Tuesday, May 23, 2023
Xuan-Thao Nguyen (Washington) & Jeffrey A. Maine (Maine), Taxing Creativity, 89 Tenn. L. Rev. 523 (2022):
The recent sell offs of song catalogs by Bob Dylan, Stevie Nicks, Neil Young, and Mick Fleetwood for extraordinarily large sums of money raise questions about the law on creativity. While patent and copyright laws encourage a wide array of creative endeavors, tax laws governing monetization of creative works do not.
The Songwriters Capital Gains Equity Act, in particular, solidifies creativity exceptionalism, exacerbates tax inequities among creators, and perpetuates racial disparities in the tax Code. This Article asserts that the law must encourage creativity from all creators. It is time to eliminate tax exceptionalism for musical compositions or expand its scope to cover a broader classification of creative property.
Prior TaxProf Blog coverage:
- Jack Bogdanski (Lewis & Clark), Did Bob Dylan Sell The Copyrights To His 600 Songs To Avoid A Higher Capital Gains Tax Rate In The Biden Administration? (Dec. 9, 2020)
- Wall Street Journal, Bob Dylan’s Catalog Sale Highlights A Tax Advantage For Songwriters (Dec. 14, 2020)

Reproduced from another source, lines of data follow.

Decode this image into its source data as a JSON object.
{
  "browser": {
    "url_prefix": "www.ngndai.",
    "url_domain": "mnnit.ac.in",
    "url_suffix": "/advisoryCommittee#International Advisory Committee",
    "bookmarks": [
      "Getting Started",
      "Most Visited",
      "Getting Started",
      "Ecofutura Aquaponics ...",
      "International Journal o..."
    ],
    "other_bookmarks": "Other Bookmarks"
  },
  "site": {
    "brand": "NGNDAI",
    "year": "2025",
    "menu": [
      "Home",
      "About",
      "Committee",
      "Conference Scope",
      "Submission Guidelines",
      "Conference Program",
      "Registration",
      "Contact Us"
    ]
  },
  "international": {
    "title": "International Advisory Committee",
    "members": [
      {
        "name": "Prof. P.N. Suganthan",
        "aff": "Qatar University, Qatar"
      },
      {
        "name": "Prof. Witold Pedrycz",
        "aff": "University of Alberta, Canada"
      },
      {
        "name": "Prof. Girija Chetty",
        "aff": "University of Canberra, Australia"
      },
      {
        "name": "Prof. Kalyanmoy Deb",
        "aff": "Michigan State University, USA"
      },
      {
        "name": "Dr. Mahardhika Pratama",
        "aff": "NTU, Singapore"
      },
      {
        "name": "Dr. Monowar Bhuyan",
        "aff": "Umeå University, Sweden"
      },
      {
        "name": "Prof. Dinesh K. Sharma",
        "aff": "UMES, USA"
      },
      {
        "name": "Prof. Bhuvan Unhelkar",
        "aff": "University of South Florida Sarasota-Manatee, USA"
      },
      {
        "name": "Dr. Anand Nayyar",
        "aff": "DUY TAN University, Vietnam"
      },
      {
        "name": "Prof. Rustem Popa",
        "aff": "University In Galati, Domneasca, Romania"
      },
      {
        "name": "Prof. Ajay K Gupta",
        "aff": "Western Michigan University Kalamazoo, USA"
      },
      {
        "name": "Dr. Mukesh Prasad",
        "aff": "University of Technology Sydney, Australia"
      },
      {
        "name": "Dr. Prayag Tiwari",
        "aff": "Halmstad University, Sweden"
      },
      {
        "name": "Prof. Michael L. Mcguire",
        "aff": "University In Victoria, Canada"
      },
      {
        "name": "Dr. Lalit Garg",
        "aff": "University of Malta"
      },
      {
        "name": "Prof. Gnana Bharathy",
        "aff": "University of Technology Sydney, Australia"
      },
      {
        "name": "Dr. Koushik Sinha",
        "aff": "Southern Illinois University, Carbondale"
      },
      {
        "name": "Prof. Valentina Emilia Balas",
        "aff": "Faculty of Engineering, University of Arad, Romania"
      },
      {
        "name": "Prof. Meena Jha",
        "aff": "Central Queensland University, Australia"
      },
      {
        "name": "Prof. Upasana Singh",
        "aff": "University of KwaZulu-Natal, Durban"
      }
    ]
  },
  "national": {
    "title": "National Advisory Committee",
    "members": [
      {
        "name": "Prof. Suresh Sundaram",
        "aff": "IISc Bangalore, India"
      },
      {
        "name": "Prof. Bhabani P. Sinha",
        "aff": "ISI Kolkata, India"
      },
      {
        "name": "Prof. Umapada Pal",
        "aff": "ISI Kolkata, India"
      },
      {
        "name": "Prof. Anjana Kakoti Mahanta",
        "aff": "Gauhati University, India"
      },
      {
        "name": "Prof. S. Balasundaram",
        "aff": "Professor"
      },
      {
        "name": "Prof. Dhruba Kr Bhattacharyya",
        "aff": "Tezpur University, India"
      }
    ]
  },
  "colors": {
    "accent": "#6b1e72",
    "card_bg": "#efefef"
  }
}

- Washington Post, Bob Dylan’s Genius Was Rewarded By The Tax Code (Dec. 22, 2020)